My insides were as ripped as my skyline on that fateful day–and for weeks afterward. Even when life began to return to normal, small things would still pull the panic trigger. I distinctively remember riding the Q train to college, an elevated subway line, and freaking out when I heard something banging into the iron worm’s side. Clank. Clank. Clank. It could’ve been Al Queda executing a Brooklyn hit, but it was…tree branches hitting the subway cars’ metal bodies. Not bullets. Not mini-explosions. Tree branches. I had heard the sound before, but in the new world, the new context, it was different.
Metal Gear Solid 2: Sons of Liberty took North America by storm on November 13, 2001–just two months after the heinous attacks. Sons of Liberty built on the excellent foundation that was the original Metal Gear Solid by adding first-person aiming and a revamped cover system. But it was the story that snared me. It began with Solid Snake yet again hunting a Metal Gear, but quickly turned into something…different. Standard video game fare transformed in a wonderfully convoluted story featuring grand deception, political conspiracy, the use of the media and digital age to control the masses, and, finally, a Manhattan disaster. A “G.W.” even played a role–two of the three initials which belonged to the American president who resided over the country during 9-11 and its immediate aftermath.
This was an amazing moment of synchronicity; Kojima could not have anticipated that world events, and the related conspiracy theories, would thematically lineup with his fictional universe. That didn’t matter one iota; Sons of Liberty quickly became my escape from the stress of the real world disaster. 9-11 broke my world and made me feel utterly helpless. Sons of Liberty put me in an active role within a bizarro version of that world where I could save humanity from disastrous happenings. It was empowering, even though the game revolved around the goofy idea of a mech dinosaur carrying a nuclear payload. And I found more than a little joy in thoroughly hating Raiden with every fiber of my being.

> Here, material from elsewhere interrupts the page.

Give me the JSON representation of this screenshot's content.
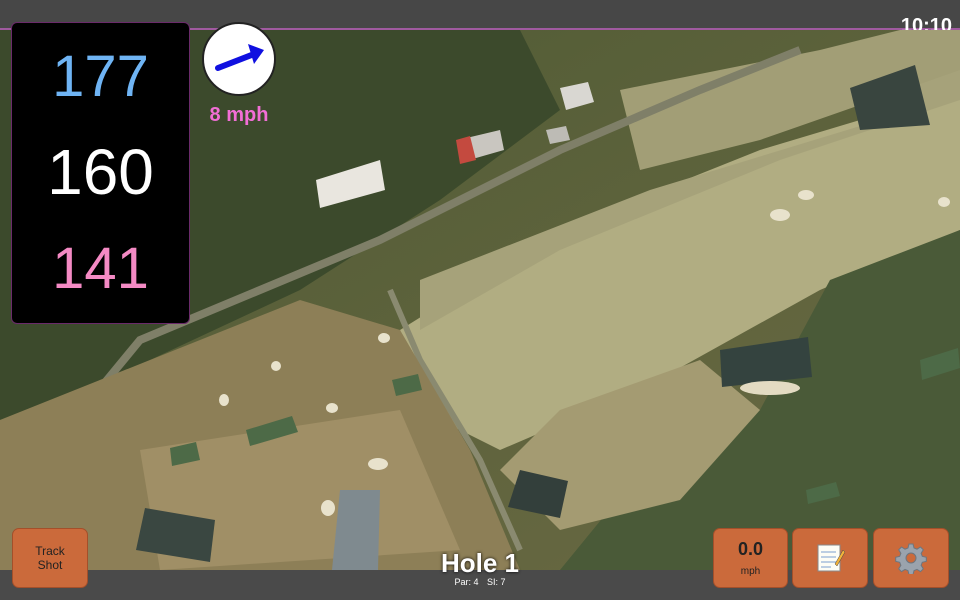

I interviewed Kojima not very long ago, and the Metal Gear creator mentioned that he decided to cut elements from Sons of Liberty‘s ending (in which Arsenal Gear crashed into Manhattan) as it too closely mirrored real world events. He tactfully avoided answering the question directly. I pressed him a bit and he seemed uncomfortable. I’ve always suspected that Arsenal Gear plowed through the Twin Towers as it descended upon Manhattan. I’ll probably never get confirmation.
No loss, really. Sons of Liberty is an excellent game–I consider it the best in the main series purely for emotional reasons. If Kojima really did cut a wrecked World Trade Center from the game, it may have been the correct move. I’m not certain that I’d want one of my favorite games to actually replicate the real world to that degree, especially when the real-world chaos happened in my backyard.

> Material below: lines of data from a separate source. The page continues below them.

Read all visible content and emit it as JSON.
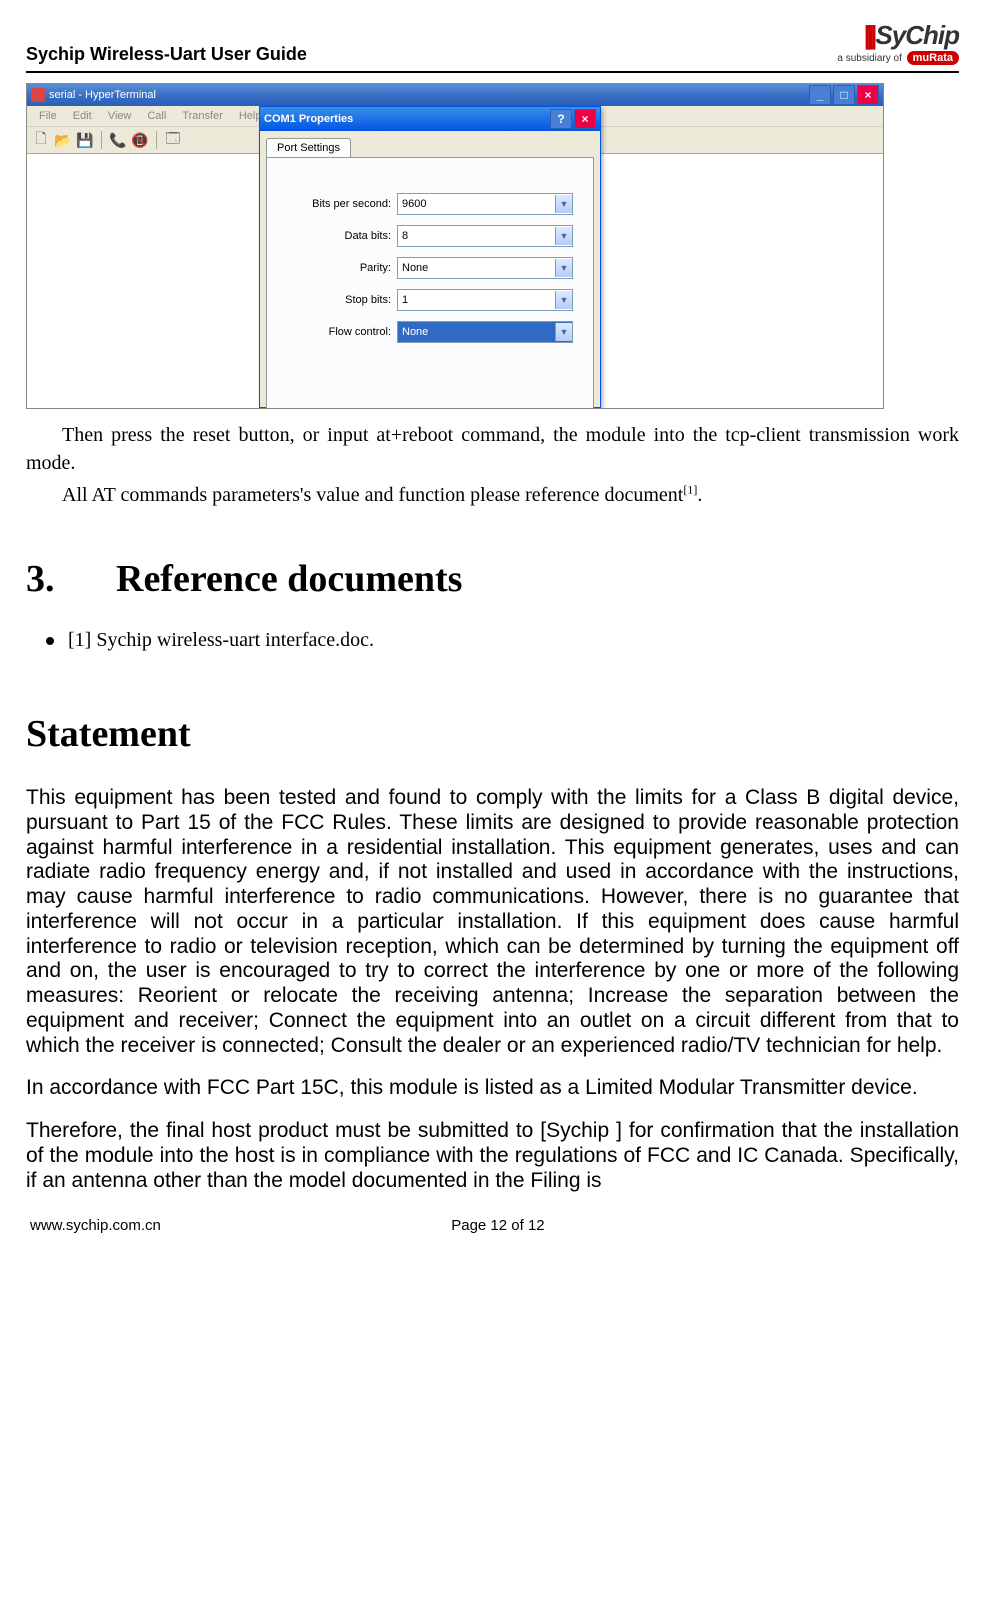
{
  "header": {
    "title": "Sychip Wireless-Uart User Guide",
    "logo_main": "SyChip",
    "logo_sub_prefix": "a subsidiary of",
    "logo_brand": "muRata"
  },
  "screenshot": {
    "main_window": {
      "title": "serial - HyperTerminal",
      "menus": [
        "File",
        "Edit",
        "View",
        "Call",
        "Transfer",
        "Help"
      ]
    },
    "dialog": {
      "title": "COM1 Properties",
      "tab": "Port Settings",
      "rows": [
        {
          "label": "Bits per second:",
          "value": "9600",
          "selected": false
        },
        {
          "label": "Data bits:",
          "value": "8",
          "selected": false
        },
        {
          "label": "Parity:",
          "value": "None",
          "selected": false
        },
        {
          "label": "Stop bits:",
          "value": "1",
          "selected": false
        },
        {
          "label": "Flow control:",
          "value": "None",
          "selected": true
        }
      ]
    }
  },
  "after_img": {
    "p1": "Then press the reset button, or input at+reboot command, the module into the tcp-client transmission work mode.",
    "p2_pre": "All AT commands parameters's value and function please reference document",
    "p2_sup": "[1]",
    "p2_post": "."
  },
  "section3": {
    "num": "3.",
    "title": "Reference documents",
    "item": "[1] Sychip wireless-uart interface.doc."
  },
  "statement": {
    "title": "Statement",
    "p1": "This equipment has been tested and found to comply with the limits for a Class B digital device, pursuant to Part 15 of the FCC Rules. These limits are designed to provide reasonable protection against harmful interference in a residential installation. This equipment generates, uses and can radiate radio frequency energy and, if not installed and used in accordance with the instructions, may cause harmful interference to radio communications. However, there is no guarantee that interference will not occur in a particular installation. If this equipment does cause harmful interference to radio or television reception, which can be determined by turning the equipment off and on, the user is encouraged to try to correct the interference by one or more of the following measures: Reorient or relocate the receiving antenna; Increase the separation between the equipment and receiver; Connect the equipment into an outlet on a circuit different from that to which the receiver is connected; Consult the dealer or an experienced radio/TV technician for help.",
    "p2": "In accordance with FCC Part 15C, this module is listed as a Limited Modular Transmitter device.",
    "p3": "Therefore, the final host product must be submitted to [Sychip ] for confirmation that the installation of the module into the host is in compliance with the regulations of FCC and IC Canada. Specifically, if an antenna other than the model documented in the Filing is"
  },
  "footer": {
    "left": "www.sychip.com.cn",
    "center": "Page 12 of 12"
  }
}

I’ll continue playing Metal Gear Solid HD Collection on my PS Vita and reflect on a time when Sons of Liberty was more than a game–it was a therapy session featuring super soldiers, clones, supernatural abilities, mechs, and soapy, soapy melodrama. Sons of Liberty may no longer hold the same importance to me in the 11 years since its release and the 9-11 attacks, but it still holds some importance if that makes any sense.
And I’m happy about that.